Illustrations are provided. (References are to Egyptian Grammar, A. H. Gardiner, Second Edition, Oxford, 1950.)

gm.n.f sw hr prt in sb,3 n pr.f, "he found him under to go forth from the door of his house," that is, "he found him when he was going forth from the door of his house" (paragraph 304). This is infinitive after a preposition. A case of infinitive after a genitive (analagous to the Hebrew construct state) is found in paragraph 305, grh pf n Irt h3k)- "on the night of celebrating the H3kr- festival," that is, "on the night when he celebrated, etc."

But, as in Hebrew, and this is the item of significance in our consideration, the same can be done with the finite verb as the verbal element in the clause. indw.k hft wM.f tw, "You shall speak in front of he addresses you," that is, "you shall speak when he addresses you." (paragraph 155). This is a case of preposition plus finite verb like 2 Samuel 7:7 and the Akkadian cases.

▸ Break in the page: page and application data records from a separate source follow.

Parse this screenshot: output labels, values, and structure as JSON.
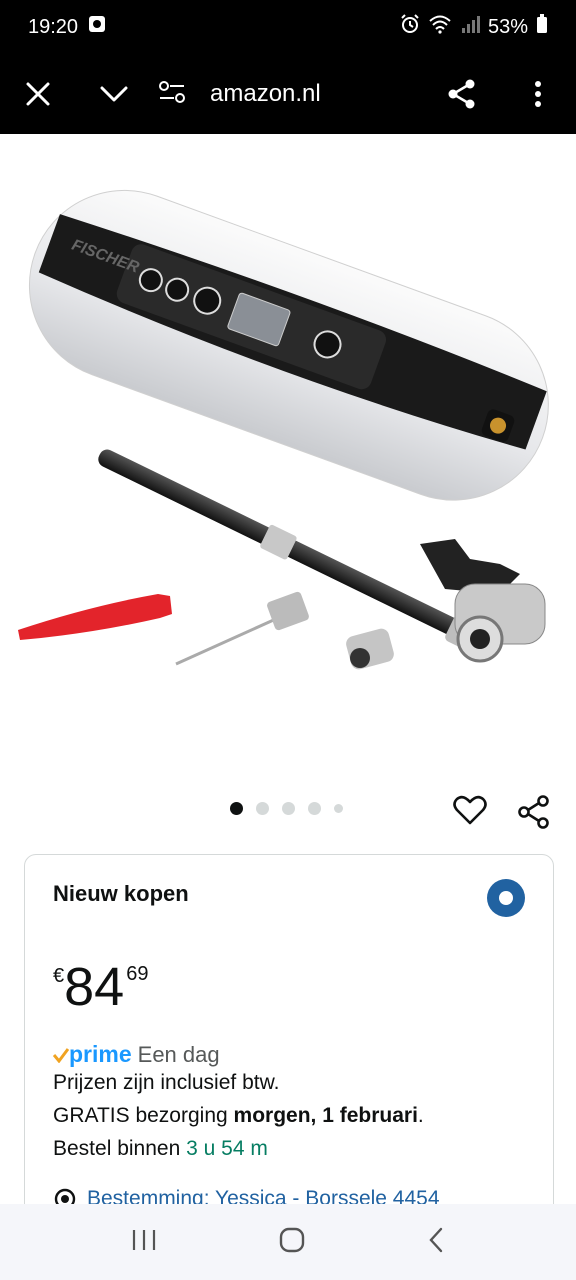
{
  "status": {
    "time": "19:20",
    "battery": "53%"
  },
  "browser": {
    "url": "amazon.nl"
  },
  "gallery": {
    "brand_text": "FISCHER"
  },
  "buy_box": {
    "title": "Nieuw kopen",
    "price": {
      "symbol": "€",
      "whole": "84",
      "fraction": "69"
    },
    "prime_label": "prime",
    "prime_delivery": "Een dag",
    "vat_text": "Prijzen zijn inclusief btw.",
    "delivery_prefix": "GRATIS bezorging ",
    "delivery_date": "morgen, 1 februari",
    "delivery_suffix": ".",
    "order_prefix": "Bestel binnen ",
    "order_time": "3 u 54 m",
    "destination": "Bestemming: Yessica - Borssele 4454"
  },
  "colors": {
    "link_blue": "#2162a1",
    "prime_blue": "#1a98ff",
    "green": "#067d62"
  }
}
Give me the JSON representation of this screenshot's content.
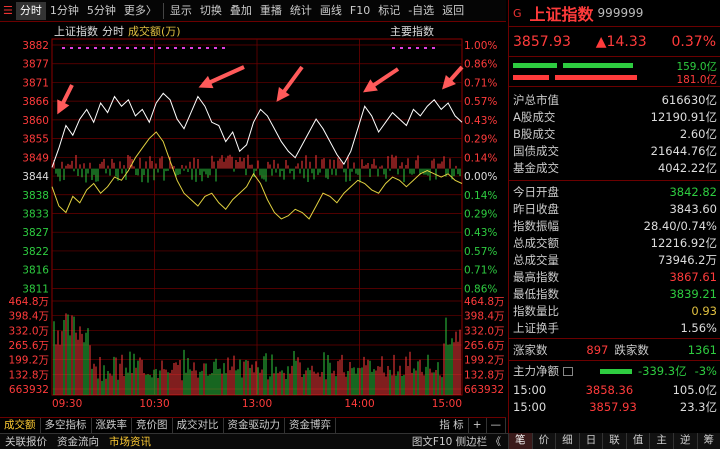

Two cases of genitive plus verb are noted in paragraph 191: hr-zv n nis.s, "on the day of she gives birth," that is, "on the day when she gives birth." tr n wnn.k, "in the time of thou shalt be," that is, "in the time when you live (as long as you five)."

In the same paragraph is found a case of the genitival adjective not preceded by a noun. It serves the same function. ib.k n.k n wn.k tP t3 "thy heart is to thee of thou wast on earth," that is, "you have your heart as when you were on earth."

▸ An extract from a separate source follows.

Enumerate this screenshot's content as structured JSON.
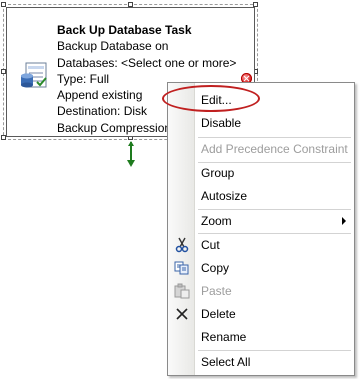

The inference from the Egyptian evidence is quite clear. A noun in the genitive relationship to an immediately following finite verb introduces a subordin-1 ate clause which, on occasion, can be temporal.

This syntactic item is, then, primitive Hamitosemitic, being found in several of the cognates, Arabic and Akkadian, and in the Hamitic group as well. It is an early syntactic item-preposition and noun in genitive plus finite verb introducing a temporal clause, just as in Genesis 1 :1.

Thus the need for recognizing the first verse of Genesis as a subordinate temporal clause rather than as a complete declaratory sentence is required by the two considerations: the reluctance to emend the text, which should be characteristic of those who believe in verbal inspiration, and the clear evidence in the Hamito-semitic languages that supports this particular syntactic structure.

The implication, then, of the opening sentence of Genesis, verses one through three, is that the Genesis account starts with an already created material universe (John 1 :3 requires an ex nihilo origin of this material universe). Genesis starts its account not so far back as does John but with darkness over the earth which was "without form and void" at the time under description. God's Spirit was moving "upon the face of the waters." When this was the earth's condition God makes His first declaration: "Let there be light."